Five Pitfalls of Writing for Pay and How to Avoid Them
I’ve been writing for pay for over two decades now. I haven’t always made a living from it, but I’ve made some money, every year, for over 20 years. These days I’m writing for pay full-time, although as I’ve explained before, writing definitely isn’t the only thing I do. I spend a lot of time encouraging new writers, via my blog, books and other online work, and I’m generally fairly positive about the freelance writing life. However, writing for pay isn’t without its drawbacks. Many writers find that there are pitfalls and challenges. If you know what to expect, you can adapt.
Here are five pitfalls of writing for pay and how to avoid them:
Too often a writer doesn’t budget enough time for a project. The result is a too-tight deadline, rushed project, and a stressed out writer. When you have to rush a project, it’s tough to do your best work. This can cost you a client, and a bad review from that client can cost you future clients, too.I love deadlines. I like the whooshing sound they make as they fly by. - Douglas Adams Click To Tweet

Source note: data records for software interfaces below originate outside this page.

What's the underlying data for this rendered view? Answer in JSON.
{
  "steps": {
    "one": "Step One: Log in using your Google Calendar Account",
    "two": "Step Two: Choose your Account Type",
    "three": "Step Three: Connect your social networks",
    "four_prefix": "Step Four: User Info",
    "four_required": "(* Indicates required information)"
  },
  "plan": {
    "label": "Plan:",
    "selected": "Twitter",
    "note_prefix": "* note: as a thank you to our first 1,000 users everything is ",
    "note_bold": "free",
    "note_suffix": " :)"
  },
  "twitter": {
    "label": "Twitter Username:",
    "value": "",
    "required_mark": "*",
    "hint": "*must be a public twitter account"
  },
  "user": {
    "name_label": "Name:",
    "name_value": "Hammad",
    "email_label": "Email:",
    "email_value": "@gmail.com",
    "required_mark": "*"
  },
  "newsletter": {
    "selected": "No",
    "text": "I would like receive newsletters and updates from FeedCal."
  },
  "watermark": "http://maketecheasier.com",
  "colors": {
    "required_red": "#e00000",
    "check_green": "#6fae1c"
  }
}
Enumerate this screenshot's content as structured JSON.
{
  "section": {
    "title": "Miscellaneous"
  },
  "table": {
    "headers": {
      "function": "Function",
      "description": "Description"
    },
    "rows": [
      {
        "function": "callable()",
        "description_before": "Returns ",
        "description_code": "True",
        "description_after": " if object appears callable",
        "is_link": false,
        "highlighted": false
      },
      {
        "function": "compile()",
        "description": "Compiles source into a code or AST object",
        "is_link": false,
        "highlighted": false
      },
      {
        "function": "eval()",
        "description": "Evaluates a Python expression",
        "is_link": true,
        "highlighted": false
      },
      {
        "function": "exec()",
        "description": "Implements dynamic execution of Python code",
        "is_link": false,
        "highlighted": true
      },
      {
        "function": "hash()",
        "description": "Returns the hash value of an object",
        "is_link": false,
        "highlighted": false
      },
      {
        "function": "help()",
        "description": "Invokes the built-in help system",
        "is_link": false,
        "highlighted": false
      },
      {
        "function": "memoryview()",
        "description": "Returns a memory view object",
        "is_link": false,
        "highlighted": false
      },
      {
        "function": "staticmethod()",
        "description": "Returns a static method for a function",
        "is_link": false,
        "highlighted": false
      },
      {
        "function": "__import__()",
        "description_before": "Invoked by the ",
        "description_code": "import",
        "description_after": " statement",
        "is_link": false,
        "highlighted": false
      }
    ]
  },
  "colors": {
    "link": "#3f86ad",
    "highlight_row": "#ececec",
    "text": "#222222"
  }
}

The solution? Always budget in an extra day or three. If you think a project will take you a week to complete, ask for two weeks. And get started on the project as soon as you can. Stuff happens. The internet goes down. People get sick. If you finish the project early, great! Clients love it when you over-deliver.
Quoting Too Low
Setting rates is hard. Sometimes a project is more work than you expected it to be. This happens to everyone. When it happens to you, there are two choices. Learn from the mistake. Or ask the client for more money. Asking for more money after you’ve already agreed on a fee is a tough sell, and can look really unprofessional. You may end up losing the client.
There is a way around this. First, take your time assessing the project before you quote. If you’re unsure, then err on the side of caution and over quote rather than under quote. Additionally, you can include a paragraph in your quote that essentially says if the project requires more work than originally anticipated there will be additional fees. Always discuss the fees before continuing with the project of course. No one wants an expensive surprise.
Back up your work, and back up your back up. There are few things more frustrating than pouring your time and energy into a project only to have it disappear from this world. Yet it happens. You must have a backup system and use it consistently. Make it a habit. I use a combination of Dropbox and Microsoft OneDrive. If nothing else, simply email your saved work to yourself. You can also store it on a flash drive or an external hard drive. But storing it in the cloud gives you the added flexibility of being able to access it any time, from any device.
Writing for eight hours a day, five or six days a week sounds like fun, right? It can be. However, it can also quickly lead to burnout. Make sure you take time off to have fun. Take a break from writing. Get outside and get some fresh air every day. Do some exercise. Practice some self-care. And join an online writing group or two, so you have someone to rant to.
One of the biggest challenges to writing for pay will be your customers. You’ll have some truly wonderful customers. You’ll also have a few you don’t like. Ultimately the choice is yours. If your business is solid and you have plenty of work then you certainly don’t have to work with the more difficult customers again.
However, if you need the work then it may pay to put on a smile and appease them. Setting the groundwork up front with policies, procedures and an effective communication system can alleviate a lot of hassle. When customers know exactly what to expect, they tend to be more accommodating. I have adapted the set of forms in this new client kit that I got free from Coachglue, so my clients know what my procedures are and what to expect. The forms are aimed at coaches, but as I say, I adapted them (very carefully) to be relevant to freelance writing work.
Writing for pay is a great lifestyle for many. However, it’s not without its challenges. Learn from them. Plan for them. And enjoy your chosen profession.
Struggling to make your first $1000 from freelance writing? Check out the Write Your Way To Your First 1K course.
While you’re here, feel free to check out lay the useful writing tools I use every day to run my successful freelance writing business, or download my FREE list of freelance markets that pay writers. Or you might like the writing section over at my Amazon store.